By Linda Lovely
My heroines all have different personalities but they all share certain traits. They’re smart, brave, stubborn, and have a great capacity for love. In other words, all have inherited some of my mother’s traits. Marguerite Kennedy Willis, my mom, is a model for my heroines’ better qualities. A heroine of the first order.
We had a creepy basement. Our oil furnace alternately growled like a bear and clanked like Scrooge dragging his chains. The forbidding furnace replaced our coal bin. It seemed ready to swallow me up or hide monsters in its inky recesses. What looked like hair from buried creatures mysteriously poked through nooks and crannies in the planked floors. Shelves lined with old Mason jars hid unidentifiable slime.
|Marguerite Kennedy Willis|
Sometimes at night when the basement began to belch a series of terrifying creaks and groans, my sister and I would freeze, certain a boogeyman was about to creep up the stairs. Mom’s reply? “It’s just
Casper the Friendly Ghost.
Nothing to worry about. I’ll go check.” I don’t recall if Mom grabbed any
weapon (her choices would have included a baseball bat, umbrella, or cast-iron
frying pan—no guns). But she would descend to the basement, check things out,
and return with a smile. “Like I said, just Casper the Friendly Ghost.”
As an adult, I asked Mom about
Casper, and she laughed. Mom admitted the
noises often seemed as scary to her as they did to us, but she didn’t want her
daughters to grow up fearful. Mom was brave.

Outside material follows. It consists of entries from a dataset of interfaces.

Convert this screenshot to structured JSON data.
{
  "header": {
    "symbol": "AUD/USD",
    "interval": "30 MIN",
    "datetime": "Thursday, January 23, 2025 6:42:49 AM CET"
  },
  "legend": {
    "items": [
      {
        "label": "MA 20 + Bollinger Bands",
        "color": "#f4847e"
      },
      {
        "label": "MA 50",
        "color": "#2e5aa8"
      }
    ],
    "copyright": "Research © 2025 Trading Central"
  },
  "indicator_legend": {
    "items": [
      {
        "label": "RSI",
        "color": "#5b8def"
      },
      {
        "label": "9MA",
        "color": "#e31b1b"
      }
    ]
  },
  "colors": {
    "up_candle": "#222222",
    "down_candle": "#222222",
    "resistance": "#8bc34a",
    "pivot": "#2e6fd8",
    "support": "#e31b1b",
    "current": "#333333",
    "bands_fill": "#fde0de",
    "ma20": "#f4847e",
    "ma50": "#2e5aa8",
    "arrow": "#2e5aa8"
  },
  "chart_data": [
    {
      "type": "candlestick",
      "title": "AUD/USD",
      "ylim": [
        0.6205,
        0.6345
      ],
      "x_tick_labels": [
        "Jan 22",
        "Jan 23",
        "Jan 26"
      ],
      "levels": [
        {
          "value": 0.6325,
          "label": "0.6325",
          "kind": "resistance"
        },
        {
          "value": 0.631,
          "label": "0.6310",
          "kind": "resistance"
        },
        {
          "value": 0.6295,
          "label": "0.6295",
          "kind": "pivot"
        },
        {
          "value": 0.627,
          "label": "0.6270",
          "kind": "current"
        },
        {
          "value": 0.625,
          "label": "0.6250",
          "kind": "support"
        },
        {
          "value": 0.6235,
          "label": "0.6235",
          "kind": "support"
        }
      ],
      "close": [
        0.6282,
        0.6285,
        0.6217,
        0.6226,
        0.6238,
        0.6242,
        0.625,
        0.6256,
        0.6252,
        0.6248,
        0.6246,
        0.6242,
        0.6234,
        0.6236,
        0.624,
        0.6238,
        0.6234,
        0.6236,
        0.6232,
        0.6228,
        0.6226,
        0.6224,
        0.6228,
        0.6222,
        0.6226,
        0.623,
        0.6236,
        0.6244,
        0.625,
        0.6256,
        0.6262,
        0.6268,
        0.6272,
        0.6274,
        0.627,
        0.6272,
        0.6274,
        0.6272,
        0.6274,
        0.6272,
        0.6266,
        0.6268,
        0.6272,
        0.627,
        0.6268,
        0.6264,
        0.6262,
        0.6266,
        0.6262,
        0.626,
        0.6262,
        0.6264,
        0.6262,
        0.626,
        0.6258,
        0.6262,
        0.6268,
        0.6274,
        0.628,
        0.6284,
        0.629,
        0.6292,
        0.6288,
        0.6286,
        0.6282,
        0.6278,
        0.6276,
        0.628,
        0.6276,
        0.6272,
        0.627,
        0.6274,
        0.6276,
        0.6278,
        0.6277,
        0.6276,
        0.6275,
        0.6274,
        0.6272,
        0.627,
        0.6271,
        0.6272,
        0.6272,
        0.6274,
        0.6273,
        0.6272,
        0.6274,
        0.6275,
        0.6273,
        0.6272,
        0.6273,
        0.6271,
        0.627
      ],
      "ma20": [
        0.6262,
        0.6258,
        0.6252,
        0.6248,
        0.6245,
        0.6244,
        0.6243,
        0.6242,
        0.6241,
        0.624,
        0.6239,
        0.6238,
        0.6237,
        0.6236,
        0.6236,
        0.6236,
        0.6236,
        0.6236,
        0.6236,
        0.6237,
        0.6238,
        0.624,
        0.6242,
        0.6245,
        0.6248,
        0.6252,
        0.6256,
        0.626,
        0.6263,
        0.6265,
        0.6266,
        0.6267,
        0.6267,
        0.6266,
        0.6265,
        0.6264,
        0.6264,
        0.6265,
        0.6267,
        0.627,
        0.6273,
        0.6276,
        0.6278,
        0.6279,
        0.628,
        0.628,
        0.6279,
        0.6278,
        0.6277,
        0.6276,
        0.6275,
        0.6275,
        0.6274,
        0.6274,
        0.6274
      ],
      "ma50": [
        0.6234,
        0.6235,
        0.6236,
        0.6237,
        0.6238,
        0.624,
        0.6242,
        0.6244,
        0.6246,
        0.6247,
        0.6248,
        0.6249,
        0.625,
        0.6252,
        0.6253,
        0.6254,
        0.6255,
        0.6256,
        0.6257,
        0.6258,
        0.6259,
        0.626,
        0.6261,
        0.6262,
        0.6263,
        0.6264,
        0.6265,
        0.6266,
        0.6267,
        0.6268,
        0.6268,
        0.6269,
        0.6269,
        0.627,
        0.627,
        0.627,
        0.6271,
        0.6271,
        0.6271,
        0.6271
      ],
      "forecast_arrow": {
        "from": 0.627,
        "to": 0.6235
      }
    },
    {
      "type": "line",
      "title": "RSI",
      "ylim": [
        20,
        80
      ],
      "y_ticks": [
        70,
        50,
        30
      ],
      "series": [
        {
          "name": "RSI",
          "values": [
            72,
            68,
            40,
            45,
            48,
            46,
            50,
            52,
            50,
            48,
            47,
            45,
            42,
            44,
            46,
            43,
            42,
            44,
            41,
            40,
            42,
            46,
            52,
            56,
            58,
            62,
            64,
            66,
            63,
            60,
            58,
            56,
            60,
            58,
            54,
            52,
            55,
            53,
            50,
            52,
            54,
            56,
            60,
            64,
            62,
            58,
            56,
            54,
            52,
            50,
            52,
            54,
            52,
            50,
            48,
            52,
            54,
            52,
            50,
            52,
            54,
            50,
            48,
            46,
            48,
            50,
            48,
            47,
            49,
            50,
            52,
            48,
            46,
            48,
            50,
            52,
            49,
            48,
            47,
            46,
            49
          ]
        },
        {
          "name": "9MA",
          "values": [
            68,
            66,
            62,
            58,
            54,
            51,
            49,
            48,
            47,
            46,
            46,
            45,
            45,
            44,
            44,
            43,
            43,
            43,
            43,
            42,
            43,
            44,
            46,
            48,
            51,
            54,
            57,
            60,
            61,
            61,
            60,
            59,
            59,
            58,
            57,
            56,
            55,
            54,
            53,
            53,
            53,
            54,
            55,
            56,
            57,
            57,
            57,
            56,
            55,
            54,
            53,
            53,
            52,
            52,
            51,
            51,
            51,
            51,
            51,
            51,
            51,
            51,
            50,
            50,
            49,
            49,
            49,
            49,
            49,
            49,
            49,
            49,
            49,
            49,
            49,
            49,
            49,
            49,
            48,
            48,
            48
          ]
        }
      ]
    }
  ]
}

Funny thing. I don’t ever remember seeing Mom in her bed. I’m certain I did, but it’s not among my memories. I grew up in a single-parent household, and Mom worked fulltime—our all-female household’s sole support. When we were little, a great aunt stayed with us during the week. Still Mom did all the laundry, a lot of the cooking, and she cleaned the house on Saturdays (a family affair when my sisters and I were old enough to participate).
For years, if I happened to wake around , I’d find Mom either ironing clothes or studying. After she graduated high school during the Depression (early since she skipped two grades), Mom immediately went to work to help support her family so her younger brother could stay in school. Later, when we were kids, Mom took accounting correspondence courses so she could get a better job. She did. Of course, it didn’t pay the same as the man she replaced, but that’s another story. Mom was smart, determined, hard-working, and fiercely loyal to her family.
Like any teenager, I had my share of rows with my mother since I inherited her stubborn streak. But I never doubted her love, and I always, always admired her character. Though she’s been gone many years, I still miss her. Yet I often hear what I like to think is her voice, sharing the mantra she ingrained in me when I was young—“You can do anything you set your mind to.”
I dedicated my last novel—LIES: SECRETS CAN KILL—to Mom. I was waiting for the perfect fit, a novel with a heroine who demonstrates all her qualities. Mom inspired this book, a 1938 romantic suspense set in my mother’s era. Even though my other novels feature other dedications, I’ve yet to write a novel that isn’t influenced by my mother. Thank you.